■ SOURCE INFORMATION
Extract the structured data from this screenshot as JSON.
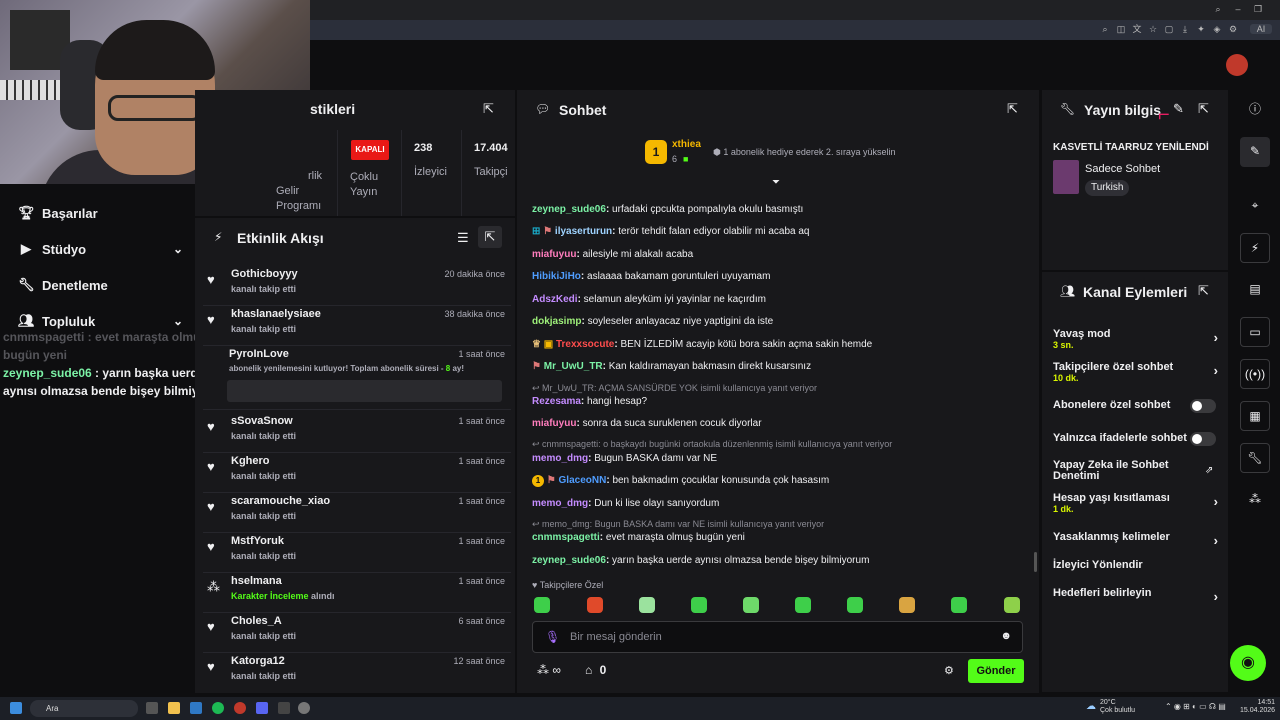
{
  "stats": {
    "title_partial": "stikleri",
    "col1_partial": [
      "rlik"
    ],
    "col1b": [
      "Gelir",
      "Programı"
    ],
    "kapali_badge": "KAPALI",
    "multi_stream": [
      "Çoklu",
      "Yayın"
    ],
    "viewers_value": "238",
    "viewers_label": "İzleyici",
    "followers_value": "17.404",
    "followers_label_partial": "Takipçi"
  },
  "left_menu": {
    "items": [
      {
        "label": "Başarılar",
        "icon": "trophy-icon"
      },
      {
        "label": "Stüdyo",
        "icon": "video-icon"
      },
      {
        "label": "Denetleme",
        "icon": "wrench-icon"
      },
      {
        "label": "Topluluk",
        "icon": "people-icon"
      }
    ]
  },
  "overlay_chat": {
    "ghost": "cnmmspagetti : evet maraşta olmuş bugün yeni",
    "user": "zeynep_sude06",
    "msg": " : yarın başka uerde aynısı olmazsa bende bişey bilmiyorum"
  },
  "activity": {
    "title": "Etkinlik Akışı",
    "items": [
      {
        "name": "Gothicboyyy",
        "sub": "kanalı takip etti",
        "time": "20 dakika önce"
      },
      {
        "name": "khaslanaelysiaee",
        "sub": "kanalı takip etti",
        "time": "38 dakika önce"
      },
      {
        "name": "PyroInLove",
        "sub": "abonelik yenilemesini kutluyor! Toplam abonelik süresi - ",
        "sub_hl": "8",
        "sub_tail": " ay!",
        "time": "1 saat önce"
      },
      {
        "name": "sSovaSnow",
        "sub": "kanalı takip etti",
        "time": "1 saat önce"
      },
      {
        "name": "Kghero",
        "sub": "kanalı takip etti",
        "time": "1 saat önce"
      },
      {
        "name": "scaramouche_xiao",
        "sub": "kanalı takip etti",
        "time": "1 saat önce"
      },
      {
        "name": "MstfYoruk",
        "sub": "kanalı takip etti",
        "time": "1 saat önce"
      },
      {
        "name": "hselmana",
        "sub_hl": "Karakter İnceleme",
        "sub_tail": " alındı",
        "time": "1 saat önce"
      },
      {
        "name": "Choles_A",
        "sub": "kanalı takip etti",
        "time": "6 saat önce"
      },
      {
        "name": "Katorga12",
        "sub": "kanalı takip etti",
        "time": "12 saat önce"
      }
    ]
  },
  "chat": {
    "title": "Sohbet",
    "pinned_user": "xthiea",
    "pinned_rank": "1",
    "pinned_count": "6",
    "pinned_msg": "1 abonelik hediye ederek 2. sıraya yükselin",
    "lines": [
      {
        "user": "zeynep_sude06",
        "color": "#7cf2a6",
        "msg": "urfadaki çpcukta pompalıyla okulu basmıştı"
      },
      {
        "user": "ilyaserturun",
        "color": "#9fd3ff",
        "msg": "terör tehdit falan ediyor olabilir mi acaba aq"
      },
      {
        "user": "miafuyuu",
        "color": "#ff7dbd",
        "msg": "ailesiyle mi alakalı acaba"
      },
      {
        "user": "HibikiJiHo",
        "color": "#4f9dff",
        "msg": "aslaaaa bakamam goruntuleri uyuyamam"
      },
      {
        "user": "AdszKedi",
        "color": "#c48cff",
        "msg": "selamun aleyküm iyi yayinlar ne kaçırdım"
      },
      {
        "user": "dokjasimp",
        "color": "#9ef07a",
        "msg": "soyleseler anlayacaz niye yaptigini da iste"
      },
      {
        "user": "Trexxsocute",
        "color": "#ff4d4d",
        "msg": "BEN İZLEDİM acayip kötü bora sakin açma sakin hemde"
      },
      {
        "user": "Mr_UwU_TR",
        "color": "#7cf2a6",
        "msg": "Kan kaldıramayan bakmasın direkt kusarsınız"
      },
      {
        "reply": "Mr_UwU_TR: AÇMA SANSÜRDE YOK isimli kullanıcıya yanıt veriyor"
      },
      {
        "user": "Rezesama",
        "color": "#c48cff",
        "msg": "hangi hesap?"
      },
      {
        "user": "miafuyuu",
        "color": "#ff7dbd",
        "msg": "sonra da suca suruklenen cocuk diyorlar"
      },
      {
        "reply": "cnmmspagetti: o başkaydı bugünki ortaokula düzenlenmiş isimli kullanıcıya yanıt veriyor"
      },
      {
        "user": "memo_dmg",
        "color": "#c48cff",
        "msg": "Bugun BASKA damı var NE"
      },
      {
        "user": "GlaceoNN",
        "color": "#4f9dff",
        "msg": "ben bakmadım çocuklar konusunda çok hasasım"
      },
      {
        "user": "memo_dmg",
        "color": "#c48cff",
        "msg": "Dun ki lise olayı sanıyordum"
      },
      {
        "reply": "memo_dmg: Bugun BASKA damı var NE isimli kullanıcıya yanıt veriyor"
      },
      {
        "user": "cnmmspagetti",
        "color": "#7cf2a6",
        "msg": "evet maraşta olmuş bugün yeni"
      },
      {
        "user": "zeynep_sude06",
        "color": "#7cf2a6",
        "msg": "yarın başka uerde aynısı olmazsa bende bişey bilmiyorum"
      }
    ],
    "followers_only": "Takipçilere Özel",
    "input_placeholder": "Bir mesaj gönderin",
    "points": "∞",
    "store_count": "0",
    "send": "Gönder"
  },
  "info": {
    "title_partial": "Yayın bilgis",
    "stream_title": "KASVETLİ TAARRUZ YENİLENDİ",
    "category": "Sadece Sohbet",
    "tag": "Turkish"
  },
  "actions": {
    "title": "Kanal Eylemleri",
    "items": [
      {
        "label": "Yavaş mod",
        "sub": "3 sn.",
        "kind": "chev"
      },
      {
        "label": "Takipçilere özel sohbet",
        "sub": "10 dk.",
        "kind": "chev"
      },
      {
        "label": "Abonelere özel sohbet",
        "kind": "toggle"
      },
      {
        "label": "Yalnızca ifadelerle sohbet",
        "kind": "toggle"
      },
      {
        "label": "Yapay Zeka ile Sohbet Denetimi",
        "kind": "ext"
      },
      {
        "label": "Hesap yaşı kısıtlaması",
        "sub": "1 dk.",
        "kind": "chev"
      },
      {
        "label": "Yasaklanmış kelimeler",
        "kind": "chev"
      },
      {
        "label": "İzleyici Yönlendir",
        "kind": "none"
      },
      {
        "label": "Hedefleri belirleyin",
        "kind": "chev"
      }
    ]
  },
  "taskbar": {
    "search": "Ara",
    "weather_temp": "20°C",
    "weather_desc": "Çok bulutlu",
    "time": "14:51",
    "date": "15.04.2026"
  },
  "colors": {
    "accent": "#53fc18",
    "badge_red": "#e91916",
    "bg": "#0e0e10",
    "panel": "#18181b"
  }
}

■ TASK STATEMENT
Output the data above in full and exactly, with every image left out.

■ EXERCISE RESULT
Extract the structured data from this screenshot as JSON.
{
  "stats": {
    "title_partial": "stikleri",
    "col1_partial": [
      "rlik"
    ],
    "col1b": [
      "Gelir",
      "Programı"
    ],
    "kapali_badge": "KAPALI",
    "multi_stream": [
      "Çoklu",
      "Yayın"
    ],
    "viewers_value": "238",
    "viewers_label": "İzleyici",
    "followers_value": "17.404",
    "followers_label_partial": "Takipçi"
  },
  "left_menu": {
    "items": [
      {
        "label": "Başarılar",
        "icon": "trophy-icon"
      },
      {
        "label": "Stüdyo",
        "icon": "video-icon"
      },
      {
        "label": "Denetleme",
        "icon": "wrench-icon"
      },
      {
        "label": "Topluluk",
        "icon": "people-icon"
      }
    ]
  },
  "overlay_chat": {
    "ghost": "cnmmspagetti : evet maraşta olmuş bugün yeni",
    "user": "zeynep_sude06",
    "msg": " : yarın başka uerde aynısı olmazsa bende bişey bilmiyorum"
  },
  "activity": {
    "title": "Etkinlik Akışı",
    "items": [
      {
        "name": "Gothicboyyy",
        "sub": "kanalı takip etti",
        "time": "20 dakika önce"
      },
      {
        "name": "khaslanaelysiaee",
        "sub": "kanalı takip etti",
        "time": "38 dakika önce"
      },
      {
        "name": "PyroInLove",
        "sub": "abonelik yenilemesini kutluyor! Toplam abonelik süresi - ",
        "sub_hl": "8",
        "sub_tail": " ay!",
        "time": "1 saat önce"
      },
      {
        "name": "sSovaSnow",
        "sub": "kanalı takip etti",
        "time": "1 saat önce"
      },
      {
        "name": "Kghero",
        "sub": "kanalı takip etti",
        "time": "1 saat önce"
      },
      {
        "name": "scaramouche_xiao",
        "sub": "kanalı takip etti",
        "time": "1 saat önce"
      },
      {
        "name": "MstfYoruk",
        "sub": "kanalı takip etti",
        "time": "1 saat önce"
      },
      {
        "name": "hselmana",
        "sub_hl": "Karakter İnceleme",
        "sub_tail": " alındı",
        "time": "1 saat önce"
      },
      {
        "name": "Choles_A",
        "sub": "kanalı takip etti",
        "time": "6 saat önce"
      },
      {
        "name": "Katorga12",
        "sub": "kanalı takip etti",
        "time": "12 saat önce"
      }
    ]
  },
  "chat": {
    "title": "Sohbet",
    "pinned_user": "xthiea",
    "pinned_rank": "1",
    "pinned_count": "6",
    "pinned_msg": "1 abonelik hediye ederek 2. sıraya yükselin",
    "lines": [
      {
        "user": "zeynep_sude06",
        "color": "#7cf2a6",
        "msg": "urfadaki çpcukta pompalıyla okulu basmıştı"
      },
      {
        "user": "ilyaserturun",
        "color": "#9fd3ff",
        "msg": "terör tehdit falan ediyor olabilir mi acaba aq"
      },
      {
        "user": "miafuyuu",
        "color": "#ff7dbd",
        "msg": "ailesiyle mi alakalı acaba"
      },
      {
        "user": "HibikiJiHo",
        "color": "#4f9dff",
        "msg": "aslaaaa bakamam goruntuleri uyuyamam"
      },
      {
        "user": "AdszKedi",
        "color": "#c48cff",
        "msg": "selamun aleyküm iyi yayinlar ne kaçırdım"
      },
      {
        "user": "dokjasimp",
        "color": "#9ef07a",
        "msg": "soyleseler anlayacaz niye yaptigini da iste"
      },
      {
        "user": "Trexxsocute",
        "color": "#ff4d4d",
        "msg": "BEN İZLEDİM acayip kötü bora sakin açma sakin hemde"
      },
      {
        "user": "Mr_UwU_TR",
        "color": "#7cf2a6",
        "msg": "Kan kaldıramayan bakmasın direkt kusarsınız"
      },
      {
        "reply": "Mr_UwU_TR: AÇMA SANSÜRDE YOK isimli kullanıcıya yanıt veriyor"
      },
      {
        "user": "Rezesama",
        "color": "#c48cff",
        "msg": "hangi hesap?"
      },
      {
        "user": "miafuyuu",
        "color": "#ff7dbd",
        "msg": "sonra da suca suruklenen cocuk diyorlar"
      },
      {
        "reply": "cnmmspagetti: o başkaydı bugünki ortaokula düzenlenmiş isimli kullanıcıya yanıt veriyor"
      },
      {
        "user": "memo_dmg",
        "color": "#c48cff",
        "msg": "Bugun BASKA damı var NE"
      },
      {
        "user": "GlaceoNN",
        "color": "#4f9dff",
        "msg": "ben bakmadım çocuklar konusunda çok hasasım"
      },
      {
        "user": "memo_dmg",
        "color": "#c48cff",
        "msg": "Dun ki lise olayı sanıyordum"
      },
      {
        "reply": "memo_dmg: Bugun BASKA damı var NE isimli kullanıcıya yanıt veriyor"
      },
      {
        "user": "cnmmspagetti",
        "color": "#7cf2a6",
        "msg": "evet maraşta olmuş bugün yeni"
      },
      {
        "user": "zeynep_sude06",
        "color": "#7cf2a6",
        "msg": "yarın başka uerde aynısı olmazsa bende bişey bilmiyorum"
      }
    ],
    "followers_only": "Takipçilere Özel",
    "input_placeholder": "Bir mesaj gönderin",
    "points": "∞",
    "store_count": "0",
    "send": "Gönder"
  },
  "info": {
    "title_partial": "Yayın bilgis",
    "stream_title": "KASVETLİ TAARRUZ YENİLENDİ",
    "category": "Sadece Sohbet",
    "tag": "Turkish"
  },
  "actions": {
    "title": "Kanal Eylemleri",
    "items": [
      {
        "label": "Yavaş mod",
        "sub": "3 sn.",
        "kind": "chev"
      },
      {
        "label": "Takipçilere özel sohbet",
        "sub": "10 dk.",
        "kind": "chev"
      },
      {
        "label": "Abonelere özel sohbet",
        "kind": "toggle"
      },
      {
        "label": "Yalnızca ifadelerle sohbet",
        "kind": "toggle"
      },
      {
        "label": "Yapay Zeka ile Sohbet Denetimi",
        "kind": "ext"
      },
      {
        "label": "Hesap yaşı kısıtlaması",
        "sub": "1 dk.",
        "kind": "chev"
      },
      {
        "label": "Yasaklanmış kelimeler",
        "kind": "chev"
      },
      {
        "label": "İzleyici Yönlendir",
        "kind": "none"
      },
      {
        "label": "Hedefleri belirleyin",
        "kind": "chev"
      }
    ]
  },
  "taskbar": {
    "search": "Ara",
    "weather_temp": "20°C",
    "weather_desc": "Çok bulutlu",
    "time": "14:51",
    "date": "15.04.2026"
  },
  "colors": {
    "accent": "#53fc18",
    "badge_red": "#e91916",
    "bg": "#0e0e10",
    "panel": "#18181b"
  }
}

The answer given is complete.